The data:
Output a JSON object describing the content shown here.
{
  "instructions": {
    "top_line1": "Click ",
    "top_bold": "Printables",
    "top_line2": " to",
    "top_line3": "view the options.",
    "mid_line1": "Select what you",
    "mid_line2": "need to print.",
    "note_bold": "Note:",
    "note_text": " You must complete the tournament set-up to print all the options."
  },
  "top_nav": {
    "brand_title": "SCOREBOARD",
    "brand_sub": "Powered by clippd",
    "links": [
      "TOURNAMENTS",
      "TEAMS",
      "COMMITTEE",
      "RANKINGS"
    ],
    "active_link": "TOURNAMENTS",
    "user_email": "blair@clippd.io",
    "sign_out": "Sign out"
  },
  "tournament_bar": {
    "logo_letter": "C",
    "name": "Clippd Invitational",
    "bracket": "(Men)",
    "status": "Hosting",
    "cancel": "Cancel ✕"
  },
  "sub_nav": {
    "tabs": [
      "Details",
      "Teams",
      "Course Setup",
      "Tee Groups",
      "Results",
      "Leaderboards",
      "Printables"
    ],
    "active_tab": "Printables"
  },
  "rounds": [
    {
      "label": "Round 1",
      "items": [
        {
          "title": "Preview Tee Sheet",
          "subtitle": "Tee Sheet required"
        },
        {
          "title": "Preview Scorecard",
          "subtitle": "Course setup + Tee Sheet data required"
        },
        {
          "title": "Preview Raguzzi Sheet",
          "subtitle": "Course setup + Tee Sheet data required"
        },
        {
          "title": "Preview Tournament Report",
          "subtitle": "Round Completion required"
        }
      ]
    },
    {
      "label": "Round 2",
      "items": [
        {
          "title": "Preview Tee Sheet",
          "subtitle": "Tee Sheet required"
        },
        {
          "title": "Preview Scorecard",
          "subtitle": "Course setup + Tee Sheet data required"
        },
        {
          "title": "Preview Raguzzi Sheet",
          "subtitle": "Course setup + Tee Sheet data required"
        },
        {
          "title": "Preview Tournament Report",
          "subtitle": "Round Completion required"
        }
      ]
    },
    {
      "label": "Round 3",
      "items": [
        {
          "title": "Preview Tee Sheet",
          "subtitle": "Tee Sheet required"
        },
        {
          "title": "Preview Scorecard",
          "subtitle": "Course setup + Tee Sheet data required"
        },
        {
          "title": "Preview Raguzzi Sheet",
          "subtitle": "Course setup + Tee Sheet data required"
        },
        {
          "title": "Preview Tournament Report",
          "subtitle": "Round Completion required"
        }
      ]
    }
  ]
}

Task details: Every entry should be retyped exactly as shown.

Finished exercise:
Output a JSON object describing the content shown here.
{
  "instructions": {
    "top_line1": "Click ",
    "top_bold": "Printables",
    "top_line2": " to",
    "top_line3": "view the options.",
    "mid_line1": "Select what you",
    "mid_line2": "need to print.",
    "note_bold": "Note:",
    "note_text": " You must complete the tournament set-up to print all the options."
  },
  "top_nav": {
    "brand_title": "SCOREBOARD",
    "brand_sub": "Powered by clippd",
    "links": [
      "TOURNAMENTS",
      "TEAMS",
      "COMMITTEE",
      "RANKINGS"
    ],
    "active_link": "TOURNAMENTS",
    "user_email": "blair@clippd.io",
    "sign_out": "Sign out"
  },
  "tournament_bar": {
    "logo_letter": "C",
    "name": "Clippd Invitational",
    "bracket": "(Men)",
    "status": "Hosting",
    "cancel": "Cancel ✕"
  },
  "sub_nav": {
    "tabs": [
      "Details",
      "Teams",
      "Course Setup",
      "Tee Groups",
      "Results",
      "Leaderboards",
      "Printables"
    ],
    "active_tab": "Printables"
  },
  "rounds": [
    {
      "label": "Round 1",
      "items": [
        {
          "title": "Preview Tee Sheet",
          "subtitle": "Tee Sheet required"
        },
        {
          "title": "Preview Scorecard",
          "subtitle": "Course setup + Tee Sheet data required"
        },
        {
          "title": "Preview Raguzzi Sheet",
          "subtitle": "Course setup + Tee Sheet data required"
        },
        {
          "title": "Preview Tournament Report",
          "subtitle": "Round Completion required"
        }
      ]
    },
    {
      "label": "Round 2",
      "items": [
        {
          "title": "Preview Tee Sheet",
          "subtitle": "Tee Sheet required"
        },
        {
          "title": "Preview Scorecard",
          "subtitle": "Course setup + Tee Sheet data required"
        },
        {
          "title": "Preview Raguzzi Sheet",
          "subtitle": "Course setup + Tee Sheet data required"
        },
        {
          "title": "Preview Tournament Report",
          "subtitle": "Round Completion required"
        }
      ]
    },
    {
      "label": "Round 3",
      "items": [
        {
          "title": "Preview Tee Sheet",
          "subtitle": "Tee Sheet required"
        },
        {
          "title": "Preview Scorecard",
          "subtitle": "Course setup + Tee Sheet data required"
        },
        {
          "title": "Preview Raguzzi Sheet",
          "subtitle": "Course setup + Tee Sheet data required"
        },
        {
          "title": "Preview Tournament Report",
          "subtitle": "Round Completion required"
        }
      ]
    }
  ]
}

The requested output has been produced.